# Work task
Your answer should consist of each line below that contains the string "icon".

# Provided entries
:::::
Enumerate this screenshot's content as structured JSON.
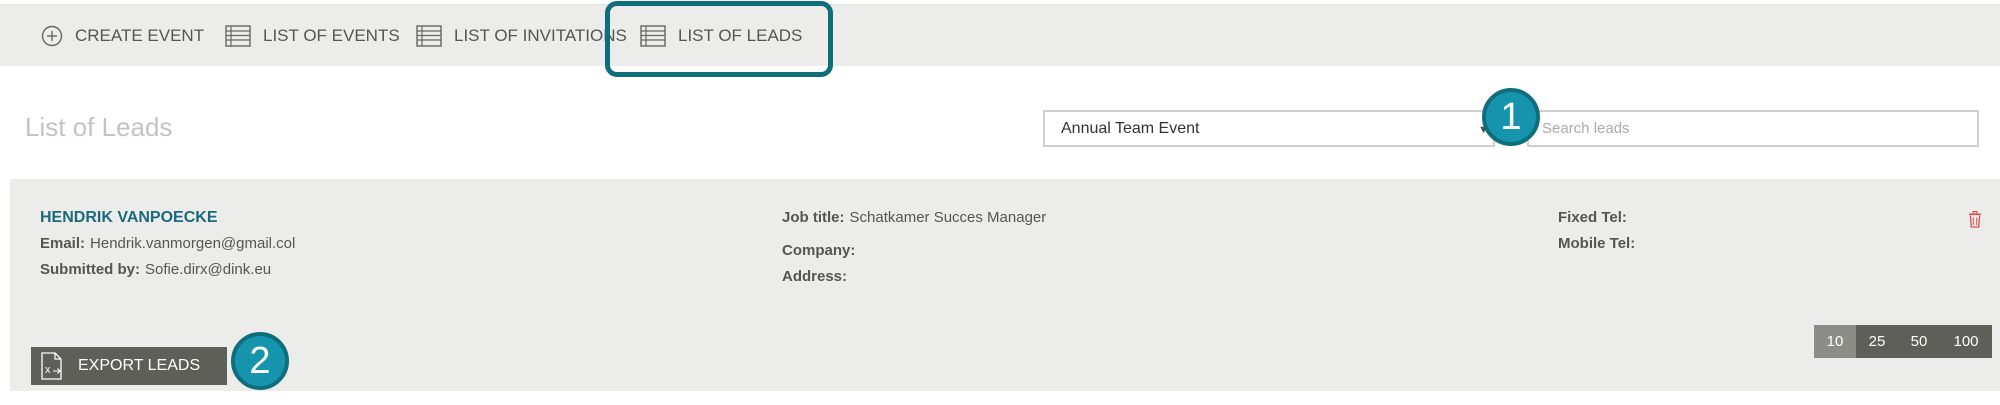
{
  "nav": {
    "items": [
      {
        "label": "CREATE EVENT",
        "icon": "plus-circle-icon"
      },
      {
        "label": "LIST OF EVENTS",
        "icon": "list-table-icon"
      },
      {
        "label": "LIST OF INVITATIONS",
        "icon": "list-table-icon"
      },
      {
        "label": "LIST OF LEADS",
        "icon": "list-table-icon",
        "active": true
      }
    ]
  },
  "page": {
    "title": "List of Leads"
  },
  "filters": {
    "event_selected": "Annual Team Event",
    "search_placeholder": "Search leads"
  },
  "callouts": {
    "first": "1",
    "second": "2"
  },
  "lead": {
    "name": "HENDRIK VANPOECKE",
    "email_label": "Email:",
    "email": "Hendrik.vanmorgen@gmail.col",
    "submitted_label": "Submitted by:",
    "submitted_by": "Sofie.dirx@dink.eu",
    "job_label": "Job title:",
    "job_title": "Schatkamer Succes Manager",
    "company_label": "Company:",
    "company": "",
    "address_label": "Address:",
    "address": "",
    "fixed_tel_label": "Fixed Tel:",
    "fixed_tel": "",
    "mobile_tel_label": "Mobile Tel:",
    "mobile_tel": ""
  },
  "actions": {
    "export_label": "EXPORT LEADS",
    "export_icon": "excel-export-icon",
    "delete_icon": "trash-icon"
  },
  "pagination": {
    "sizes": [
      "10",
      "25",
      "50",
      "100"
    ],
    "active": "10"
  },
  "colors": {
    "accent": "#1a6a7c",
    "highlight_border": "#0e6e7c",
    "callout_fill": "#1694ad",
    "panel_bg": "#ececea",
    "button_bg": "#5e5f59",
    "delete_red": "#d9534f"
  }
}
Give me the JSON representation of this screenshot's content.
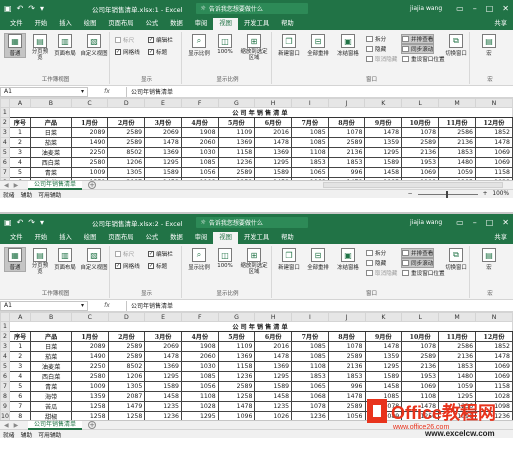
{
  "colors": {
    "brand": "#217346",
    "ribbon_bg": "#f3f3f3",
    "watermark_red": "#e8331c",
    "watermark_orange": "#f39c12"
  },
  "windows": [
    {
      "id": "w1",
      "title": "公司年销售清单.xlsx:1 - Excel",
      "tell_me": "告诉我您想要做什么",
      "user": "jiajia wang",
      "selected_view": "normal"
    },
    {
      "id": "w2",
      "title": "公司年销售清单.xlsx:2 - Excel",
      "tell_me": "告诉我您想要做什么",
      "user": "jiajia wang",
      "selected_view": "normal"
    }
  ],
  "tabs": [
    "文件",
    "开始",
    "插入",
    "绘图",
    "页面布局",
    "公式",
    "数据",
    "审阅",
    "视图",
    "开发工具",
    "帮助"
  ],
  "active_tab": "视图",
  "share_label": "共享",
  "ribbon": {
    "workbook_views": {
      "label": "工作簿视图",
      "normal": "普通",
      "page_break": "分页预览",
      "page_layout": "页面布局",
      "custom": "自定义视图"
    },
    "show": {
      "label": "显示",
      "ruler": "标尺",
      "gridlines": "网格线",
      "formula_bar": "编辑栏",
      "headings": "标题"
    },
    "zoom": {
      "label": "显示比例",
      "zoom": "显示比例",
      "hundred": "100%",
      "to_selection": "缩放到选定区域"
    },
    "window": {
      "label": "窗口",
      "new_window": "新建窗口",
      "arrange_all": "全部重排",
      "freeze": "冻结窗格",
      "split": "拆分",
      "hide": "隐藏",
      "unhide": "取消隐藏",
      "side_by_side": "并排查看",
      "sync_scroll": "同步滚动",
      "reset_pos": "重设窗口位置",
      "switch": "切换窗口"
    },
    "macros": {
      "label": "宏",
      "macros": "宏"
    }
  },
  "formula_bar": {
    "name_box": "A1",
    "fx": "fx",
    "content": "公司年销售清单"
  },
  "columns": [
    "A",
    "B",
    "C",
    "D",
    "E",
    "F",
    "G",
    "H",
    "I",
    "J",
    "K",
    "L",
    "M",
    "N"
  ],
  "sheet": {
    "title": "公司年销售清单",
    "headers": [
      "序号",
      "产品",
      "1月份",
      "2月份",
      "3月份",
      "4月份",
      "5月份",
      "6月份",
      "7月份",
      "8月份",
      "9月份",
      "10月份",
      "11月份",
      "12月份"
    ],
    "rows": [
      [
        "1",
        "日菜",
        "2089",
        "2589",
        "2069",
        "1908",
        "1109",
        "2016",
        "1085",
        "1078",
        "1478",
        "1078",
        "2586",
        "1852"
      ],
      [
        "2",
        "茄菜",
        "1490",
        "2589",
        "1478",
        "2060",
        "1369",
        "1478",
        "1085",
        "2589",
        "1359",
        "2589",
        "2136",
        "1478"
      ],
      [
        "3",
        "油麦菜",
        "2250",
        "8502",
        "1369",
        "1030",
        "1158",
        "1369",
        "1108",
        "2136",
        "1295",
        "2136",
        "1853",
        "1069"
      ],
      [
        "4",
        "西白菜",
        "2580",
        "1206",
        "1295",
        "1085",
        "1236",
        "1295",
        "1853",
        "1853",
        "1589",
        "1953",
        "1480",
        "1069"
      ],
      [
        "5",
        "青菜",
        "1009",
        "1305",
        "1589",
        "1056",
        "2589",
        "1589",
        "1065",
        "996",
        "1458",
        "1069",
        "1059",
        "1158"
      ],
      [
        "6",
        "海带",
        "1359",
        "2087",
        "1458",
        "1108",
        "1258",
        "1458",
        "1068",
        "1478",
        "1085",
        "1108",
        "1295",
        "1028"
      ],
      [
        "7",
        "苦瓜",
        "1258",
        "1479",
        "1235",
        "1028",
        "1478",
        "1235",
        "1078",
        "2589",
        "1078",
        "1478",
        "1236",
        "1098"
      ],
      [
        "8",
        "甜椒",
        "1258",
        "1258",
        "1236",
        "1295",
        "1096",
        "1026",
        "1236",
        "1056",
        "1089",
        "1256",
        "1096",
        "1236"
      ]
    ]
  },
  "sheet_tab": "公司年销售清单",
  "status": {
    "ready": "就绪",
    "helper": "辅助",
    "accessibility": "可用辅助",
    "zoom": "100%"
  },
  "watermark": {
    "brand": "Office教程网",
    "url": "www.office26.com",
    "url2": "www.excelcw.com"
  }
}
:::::
# Output of the exercise
        "icon": "plus-circle-icon"
        "icon": "list-table-icon"
        "icon": "list-table-icon"
        "icon": "list-table-icon",
    "export_icon": "excel-export-icon",
    "delete_icon": "trash-icon"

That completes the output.